Task directions:
An exact copy of the records below is required, and it must contain no pictures.

[Interface dataset entries]
↓

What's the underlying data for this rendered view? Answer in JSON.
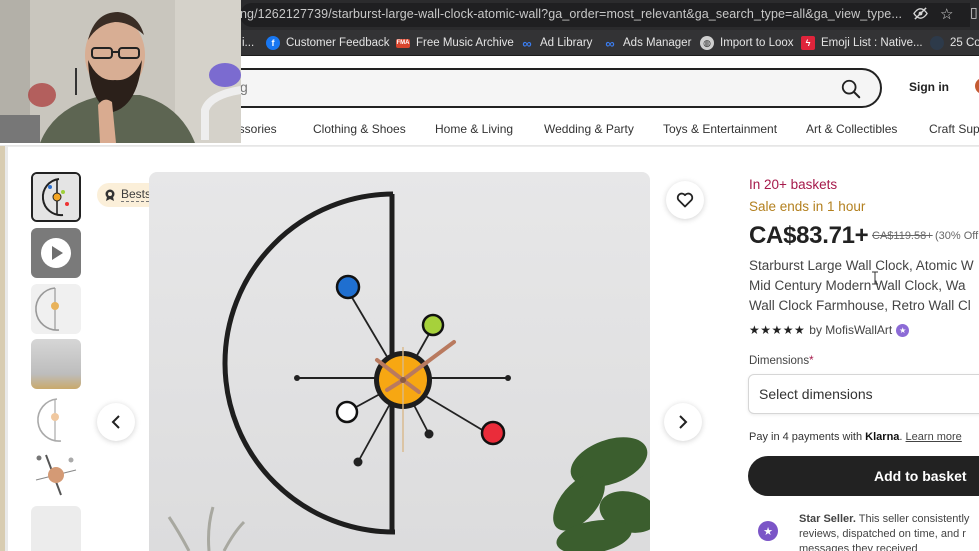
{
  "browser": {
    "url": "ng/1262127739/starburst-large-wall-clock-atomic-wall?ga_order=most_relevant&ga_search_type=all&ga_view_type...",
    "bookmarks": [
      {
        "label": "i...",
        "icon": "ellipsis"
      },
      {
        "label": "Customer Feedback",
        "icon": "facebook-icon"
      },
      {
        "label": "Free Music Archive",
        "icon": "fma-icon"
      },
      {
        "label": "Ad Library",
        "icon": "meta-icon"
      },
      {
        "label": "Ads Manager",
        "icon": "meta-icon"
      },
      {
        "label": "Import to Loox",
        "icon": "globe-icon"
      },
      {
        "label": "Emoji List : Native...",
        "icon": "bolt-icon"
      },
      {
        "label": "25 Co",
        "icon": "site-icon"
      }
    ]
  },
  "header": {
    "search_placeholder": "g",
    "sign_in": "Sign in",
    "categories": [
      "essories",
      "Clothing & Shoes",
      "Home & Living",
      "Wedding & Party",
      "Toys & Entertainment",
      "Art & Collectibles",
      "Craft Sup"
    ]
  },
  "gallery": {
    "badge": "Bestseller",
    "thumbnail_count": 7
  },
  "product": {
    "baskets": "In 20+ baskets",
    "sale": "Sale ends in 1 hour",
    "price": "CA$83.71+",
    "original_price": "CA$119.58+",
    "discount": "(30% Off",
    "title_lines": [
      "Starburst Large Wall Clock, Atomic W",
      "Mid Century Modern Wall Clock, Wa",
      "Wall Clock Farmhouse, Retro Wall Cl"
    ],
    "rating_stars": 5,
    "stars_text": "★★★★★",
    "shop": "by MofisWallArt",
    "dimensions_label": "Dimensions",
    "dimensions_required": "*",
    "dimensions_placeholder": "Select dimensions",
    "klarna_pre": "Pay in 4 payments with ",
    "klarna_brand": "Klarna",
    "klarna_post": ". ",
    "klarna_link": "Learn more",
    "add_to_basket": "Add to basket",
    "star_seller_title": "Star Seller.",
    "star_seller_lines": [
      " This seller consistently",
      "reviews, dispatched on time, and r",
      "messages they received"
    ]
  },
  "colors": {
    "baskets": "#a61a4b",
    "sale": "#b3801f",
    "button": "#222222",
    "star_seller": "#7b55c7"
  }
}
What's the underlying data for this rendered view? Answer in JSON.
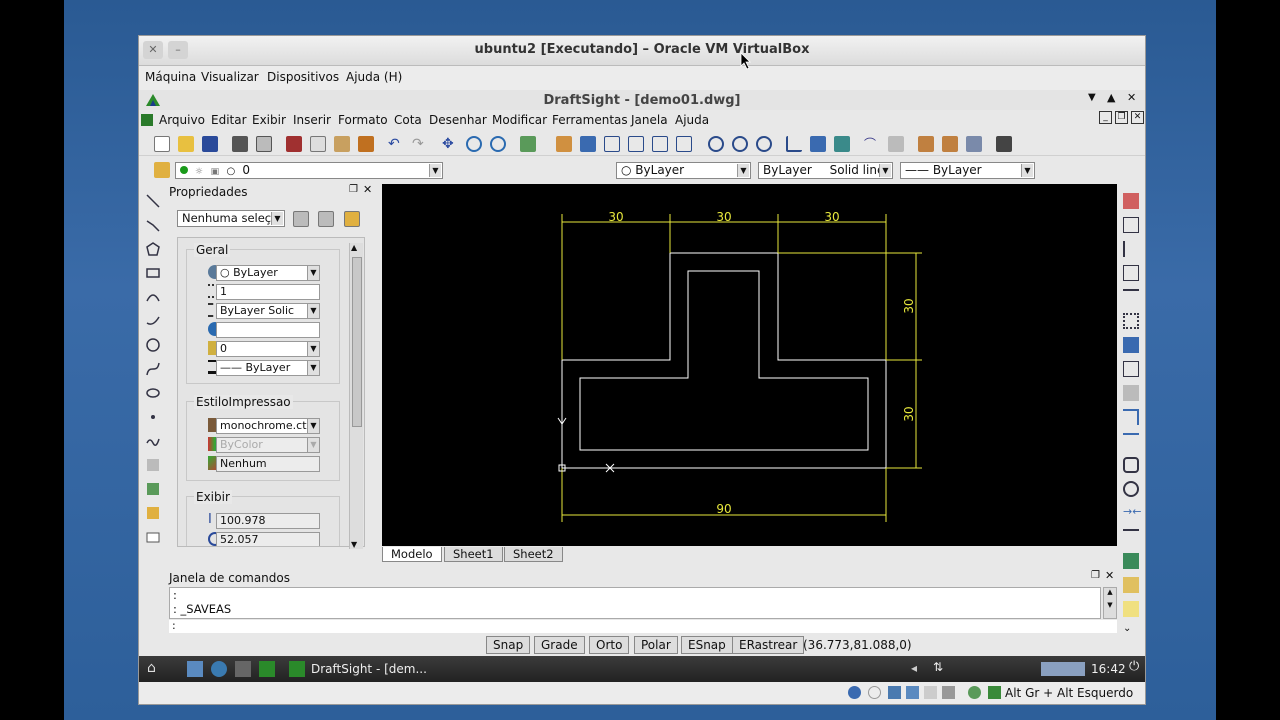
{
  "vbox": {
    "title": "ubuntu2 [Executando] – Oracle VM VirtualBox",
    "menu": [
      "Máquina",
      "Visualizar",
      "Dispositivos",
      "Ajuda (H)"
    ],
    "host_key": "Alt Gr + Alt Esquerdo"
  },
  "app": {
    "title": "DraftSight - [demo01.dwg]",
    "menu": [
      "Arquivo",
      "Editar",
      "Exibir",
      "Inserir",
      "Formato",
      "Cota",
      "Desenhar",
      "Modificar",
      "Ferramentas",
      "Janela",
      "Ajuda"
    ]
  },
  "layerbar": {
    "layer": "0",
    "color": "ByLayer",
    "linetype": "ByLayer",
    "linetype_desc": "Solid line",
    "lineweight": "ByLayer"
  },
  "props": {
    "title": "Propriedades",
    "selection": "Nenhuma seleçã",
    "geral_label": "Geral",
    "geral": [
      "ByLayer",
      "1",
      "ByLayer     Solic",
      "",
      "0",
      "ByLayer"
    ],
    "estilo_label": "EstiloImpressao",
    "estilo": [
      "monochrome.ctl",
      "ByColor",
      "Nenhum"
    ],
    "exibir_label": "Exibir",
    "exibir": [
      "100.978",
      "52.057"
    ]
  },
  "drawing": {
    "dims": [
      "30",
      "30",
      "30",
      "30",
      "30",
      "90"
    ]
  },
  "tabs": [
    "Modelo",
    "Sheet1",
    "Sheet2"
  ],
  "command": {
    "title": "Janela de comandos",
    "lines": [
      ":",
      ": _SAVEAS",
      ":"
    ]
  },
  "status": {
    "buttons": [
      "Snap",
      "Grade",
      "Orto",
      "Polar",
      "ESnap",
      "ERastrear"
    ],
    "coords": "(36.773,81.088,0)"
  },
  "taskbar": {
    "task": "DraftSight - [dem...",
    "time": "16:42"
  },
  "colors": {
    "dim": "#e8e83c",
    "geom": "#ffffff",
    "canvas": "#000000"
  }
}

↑

Reply to the task:
What's the underlying data for this rendered view? Answer in JSON.
{
  "browser": {
    "url": "ng/1262127739/starburst-large-wall-clock-atomic-wall?ga_order=most_relevant&ga_search_type=all&ga_view_type...",
    "bookmarks": [
      {
        "label": "i...",
        "icon": "ellipsis"
      },
      {
        "label": "Customer Feedback",
        "icon": "facebook-icon"
      },
      {
        "label": "Free Music Archive",
        "icon": "fma-icon"
      },
      {
        "label": "Ad Library",
        "icon": "meta-icon"
      },
      {
        "label": "Ads Manager",
        "icon": "meta-icon"
      },
      {
        "label": "Import to Loox",
        "icon": "globe-icon"
      },
      {
        "label": "Emoji List : Native...",
        "icon": "bolt-icon"
      },
      {
        "label": "25 Co",
        "icon": "site-icon"
      }
    ]
  },
  "header": {
    "search_placeholder": "g",
    "sign_in": "Sign in",
    "categories": [
      "essories",
      "Clothing & Shoes",
      "Home & Living",
      "Wedding & Party",
      "Toys & Entertainment",
      "Art & Collectibles",
      "Craft Sup"
    ]
  },
  "gallery": {
    "badge": "Bestseller",
    "thumbnail_count": 7
  },
  "product": {
    "baskets": "In 20+ baskets",
    "sale": "Sale ends in 1 hour",
    "price": "CA$83.71+",
    "original_price": "CA$119.58+",
    "discount": "(30% Off",
    "title_lines": [
      "Starburst Large Wall Clock, Atomic W",
      "Mid Century Modern Wall Clock, Wa",
      "Wall Clock Farmhouse, Retro Wall Cl"
    ],
    "rating_stars": 5,
    "stars_text": "★★★★★",
    "shop": "by MofisWallArt",
    "dimensions_label": "Dimensions",
    "dimensions_required": "*",
    "dimensions_placeholder": "Select dimensions",
    "klarna_pre": "Pay in 4 payments with ",
    "klarna_brand": "Klarna",
    "klarna_post": ". ",
    "klarna_link": "Learn more",
    "add_to_basket": "Add to basket",
    "star_seller_title": "Star Seller.",
    "star_seller_lines": [
      " This seller consistently",
      "reviews, dispatched on time, and r",
      "messages they received"
    ]
  },
  "colors": {
    "baskets": "#a61a4b",
    "sale": "#b3801f",
    "button": "#222222",
    "star_seller": "#7b55c7"
  }
}
What's the underlying data for this rendered view? Answer in JSON.
{
  "vbox": {
    "title": "ubuntu2 [Executando] – Oracle VM VirtualBox",
    "menu": [
      "Máquina",
      "Visualizar",
      "Dispositivos",
      "Ajuda (H)"
    ],
    "host_key": "Alt Gr + Alt Esquerdo"
  },
  "app": {
    "title": "DraftSight - [demo01.dwg]",
    "menu": [
      "Arquivo",
      "Editar",
      "Exibir",
      "Inserir",
      "Formato",
      "Cota",
      "Desenhar",
      "Modificar",
      "Ferramentas",
      "Janela",
      "Ajuda"
    ]
  },
  "layerbar": {
    "layer": "0",
    "color": "ByLayer",
    "linetype": "ByLayer",
    "linetype_desc": "Solid line",
    "lineweight": "ByLayer"
  },
  "props": {
    "title": "Propriedades",
    "selection": "Nenhuma seleçã",
    "geral_label": "Geral",
    "geral": [
      "ByLayer",
      "1",
      "ByLayer     Solic",
      "",
      "0",
      "ByLayer"
    ],
    "estilo_label": "EstiloImpressao",
    "estilo": [
      "monochrome.ctl",
      "ByColor",
      "Nenhum"
    ],
    "exibir_label": "Exibir",
    "exibir": [
      "100.978",
      "52.057"
    ]
  },
  "drawing": {
    "dims": [
      "30",
      "30",
      "30",
      "30",
      "30",
      "90"
    ]
  },
  "tabs": [
    "Modelo",
    "Sheet1",
    "Sheet2"
  ],
  "command": {
    "title": "Janela de comandos",
    "lines": [
      ":",
      ": _SAVEAS",
      ":"
    ]
  },
  "status": {
    "buttons": [
      "Snap",
      "Grade",
      "Orto",
      "Polar",
      "ESnap",
      "ERastrear"
    ],
    "coords": "(36.773,81.088,0)"
  },
  "taskbar": {
    "task": "DraftSight - [dem...",
    "time": "16:42"
  },
  "colors": {
    "dim": "#e8e83c",
    "geom": "#ffffff",
    "canvas": "#000000"
  }
}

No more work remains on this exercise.